Part Three: The Pelagian Crisis (411–430)
Edited By Frederick Van Fleteren
Article 267: Pope Innocent
Through Bishop Julius, Pope Innocent received three letters: one from the Council of Carthage, one from the Council of Mileve, and one from the five bishops.2 The pope may have been surprised because he did not as yet know to what extent Pelagianism had spread. He responded to the three letters by three of his own at the beginning of 417.3 His letter to the Council of Mileve is dated January 27, under the consuls Honorus and Constantius (417). The other two letters are dated at the same time in the recent editions on manuscript authority.4 Innocent may have written them after holding his own council on this subject: popes at the time were not accustomed to act and write on affairs of this magnitude without assembling their clergy and Roman and nearby bishops. Innocent’s letters were sent to Africa through Bishop Julius.5
In these letters Innocent praised the erudition, zeal, and vigilance of the African bishops.6 They cared for the churches they governed and extended their concern universally.

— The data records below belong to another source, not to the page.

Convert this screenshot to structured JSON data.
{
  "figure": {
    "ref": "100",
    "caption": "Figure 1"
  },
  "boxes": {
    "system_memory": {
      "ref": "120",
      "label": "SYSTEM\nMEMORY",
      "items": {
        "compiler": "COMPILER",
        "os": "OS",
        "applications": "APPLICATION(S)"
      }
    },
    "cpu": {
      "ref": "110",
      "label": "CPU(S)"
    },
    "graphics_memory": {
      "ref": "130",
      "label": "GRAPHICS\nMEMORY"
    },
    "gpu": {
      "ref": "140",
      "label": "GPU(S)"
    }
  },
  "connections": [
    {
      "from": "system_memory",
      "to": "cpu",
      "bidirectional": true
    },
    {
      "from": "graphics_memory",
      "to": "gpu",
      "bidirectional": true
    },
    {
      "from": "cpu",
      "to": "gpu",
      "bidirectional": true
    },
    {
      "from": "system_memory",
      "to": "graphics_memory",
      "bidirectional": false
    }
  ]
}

He praised the two councils for what they addressed to the Holy See and emphasized the dignity and authority of both.
Some time previously Innocent had received the acts of the Council of Diospolis in Rome through laymen.7 He noted a lack of sincerity in Pelagius’ responses. These acts arrived without letters from either Pelagius or the absolving bishops. These failures in and of themselves did not cause him...